By Mahlon Meyer
Northwest Asian Weekly
The oldest Asian American civil rights organization in the country is spearheading an effort to award Chinese American World War II veterans and their families Congressional Gold Medals. It is a way to honor their devotion to a country that, at the time, discriminated against them and other Asian Americans.
The awarding of the medals, which required intense lobbying of Congress and which will take place in spring of next year, also comes at a time when many veterans in general are discouraged with their healthcare.
“When people get excited about the little things, they have the confidence to take on greater things,” said Ed Gor, former president of Chinese American Citizens Alliance (CACA), which was established in 1895.
Still, enabling Chinese American veterans to receive Congressional Gold Medals is hardly a small matter.
While other Asian Pacific Islander groups have lobbied for and received medals, it took Gor years of keen observation, investigation, and lobbying to make it happen.
As president of CACA, from 2013 to 2017, he found that many Chinese American World War II veterans paid their dues, but did not come to meetings.
His own father was a World War II veteran, maintaining engines for P-40 airplanes used by the Flying Tigers that helped protect China, and he was curious.
He found that many aging veterans had joined CACA in the first place because they had been excluded at the time from joining the American Legion due to their race. Now even at their advanced age, they still worked long hours, 12 to 14 hours a day, as small business owners or grocers, and couldn’t come to meetings.
And yet during World War II, many of the veterans had shown unwavering devotion despite outright discrimination.
At the time, the United States had not yet lifted the Chinese Exclusion Act, which barred many Chinese from becoming citizens.
In the United States, on the eve of the war, there were 100,000 Chinese Americans in the country. Out of those, nearly 20 percent, or 18,000, served in the military. And of those that served, 40 percent were not even citizens.
As president, Gor visited nearly every CACA lodge and chapter around the nation to muster support for the project.
“We had people making phone calls, writing letters to congress,” he said.
The turning point came when he enlisted several Chinese American generals who walked through the halls of Congress with him and other CACA activists, making both planned and surprise visits to legislators to push the bill that would grant the medals.
“These young staff members really perked up when these generals came in,” he said.
The generals also helped artists design the picture that will be emblazoned on the medals.
The ceremony to award the medals, which will take place in Washington D.C. followed by a smaller one in Seattle for those too frail to make the trip, is also an acknowledgment at long last that the Chinese American veterans are deserving of equal honor.
“It is more symbolic than anything else,” he said. “But it is a recognition by the U.S. that they dutifully and honorably served alongside everyone else, and this is lost among a lot of people who didn’t know the Chinese served.”
Through its campaign, and with the help of the media, over 100 veterans or their family members have registered in Seattle, said Cathy Lee, president of the Seattle chapter of CACA. Two or three will make the trip to the capital for the national ceremony.
CACA has already raised $50,000 towards its goal of half a million to cover all costs, including purchasing a medal for each veteran — 3,000 in all — paying for travel and a color guard.
Although one national organization has agreed to pay for the first 1,000 medals, raising the rest is still a challenge.
“It will not be easy,” said Gor.
Raising awareness for all veterans
Through their work, Gor also hopes to raise awareness about other issues facing veterans, such as healthcare coverage.
In recent years, veterans have been committing suicide at a rate one and a half more times the national average, according to a recent article by the New York Times.
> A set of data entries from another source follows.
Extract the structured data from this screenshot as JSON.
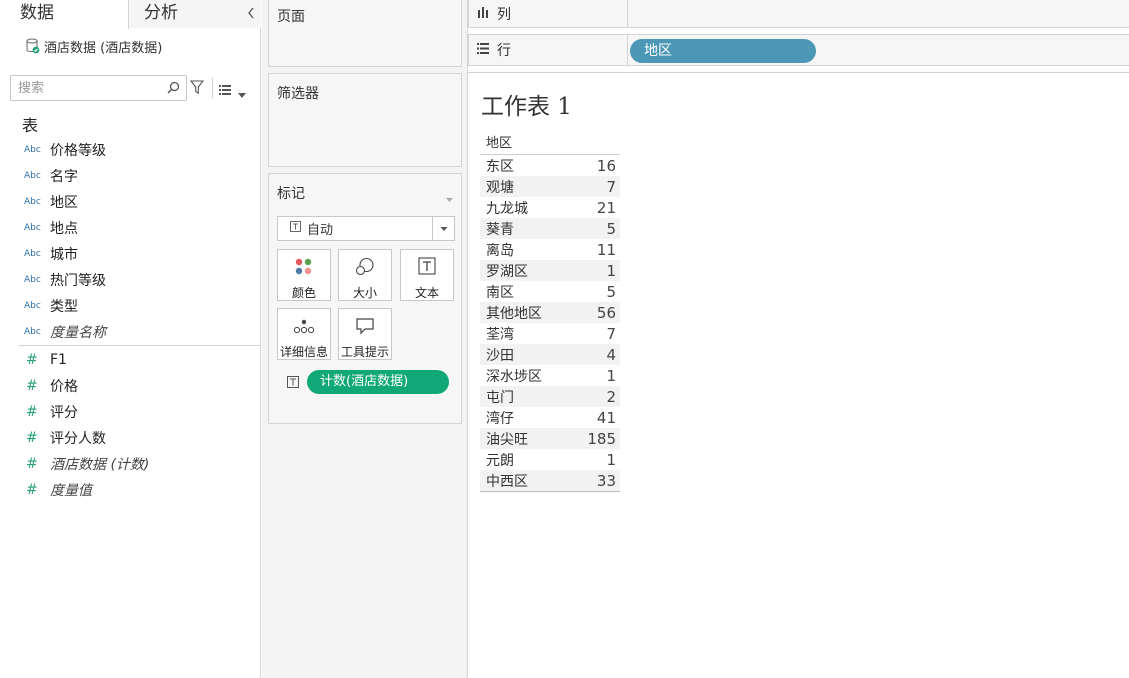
{
  "tabs": {
    "data": "数据",
    "analysis": "分析"
  },
  "datasource": {
    "name": "酒店数据 (酒店数据)"
  },
  "search": {
    "placeholder": "搜索"
  },
  "fields": {
    "section": "表",
    "dimensions": [
      {
        "type": "Abc",
        "name": "价格等级"
      },
      {
        "type": "Abc",
        "name": "名字"
      },
      {
        "type": "Abc",
        "name": "地区"
      },
      {
        "type": "Abc",
        "name": "地点"
      },
      {
        "type": "Abc",
        "name": "城市"
      },
      {
        "type": "Abc",
        "name": "热门等级"
      },
      {
        "type": "Abc",
        "name": "类型"
      },
      {
        "type": "Abc",
        "name": "度量名称"
      }
    ],
    "measures": [
      {
        "type": "#",
        "name": "F1"
      },
      {
        "type": "#",
        "name": "价格"
      },
      {
        "type": "#",
        "name": "评分"
      },
      {
        "type": "#",
        "name": "评分人数"
      },
      {
        "type": "#",
        "name": "酒店数据 (计数)"
      },
      {
        "type": "#",
        "name": "度量值"
      }
    ]
  },
  "cards": {
    "pages": "页面",
    "filters": "筛选器",
    "marks": {
      "title": "标记",
      "type": "自动",
      "buttons": {
        "color": "颜色",
        "size": "大小",
        "text": "文本",
        "detail": "详细信息",
        "tooltip": "工具提示"
      },
      "text_pill": "计数(酒店数据)"
    }
  },
  "shelves": {
    "columns": "列",
    "rows": "行",
    "rows_pill": "地区"
  },
  "worksheet": {
    "title": "工作表 1",
    "header": "地区",
    "rows": [
      {
        "region": "东区",
        "count": "16"
      },
      {
        "region": "观塘",
        "count": "7"
      },
      {
        "region": "九龙城",
        "count": "21"
      },
      {
        "region": "葵青",
        "count": "5"
      },
      {
        "region": "离岛",
        "count": "11"
      },
      {
        "region": "罗湖区",
        "count": "1"
      },
      {
        "region": "南区",
        "count": "5"
      },
      {
        "region": "其他地区",
        "count": "56"
      },
      {
        "region": "荃湾",
        "count": "7"
      },
      {
        "region": "沙田",
        "count": "4"
      },
      {
        "region": "深水埗区",
        "count": "1"
      },
      {
        "region": "屯门",
        "count": "2"
      },
      {
        "region": "湾仔",
        "count": "41"
      },
      {
        "region": "油尖旺",
        "count": "185"
      },
      {
        "region": "元朗",
        "count": "1"
      },
      {
        "region": "中西区",
        "count": "33"
      }
    ]
  },
  "colors": {
    "rows_pill": "#4b97b5",
    "measure_pill": "#10a877",
    "dimension_icon": "#2c6fa8",
    "measure_icon": "#29a078"
  }
}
A spate of suicides has taken place in parking lots outside of the Department of Veterans Administration (VA) hospitals.
At the most recent CACA national convention, Gor invited members of the VA to brief members about how to navigate the system, oftentimes a cumbersome and byzantine process.
“We want to raise awareness and provide encouragement through this process,” he said.
But the challenges are numerous. The VA hospital system has suffered from computer and staffing problems, and is now facing possible privatization under the Trump administration.
Major Weldon Lee, who assisted Japanese American veterans to get a high-ranking speaker for their ceremony to receive the Congressional Gold Medal, said he would be joining forces with CACA.
Families or veterans seeking more information can visit caww2.org or send an email to firstname.lastname@example.org.
Mahlon can be reached at email@example.com.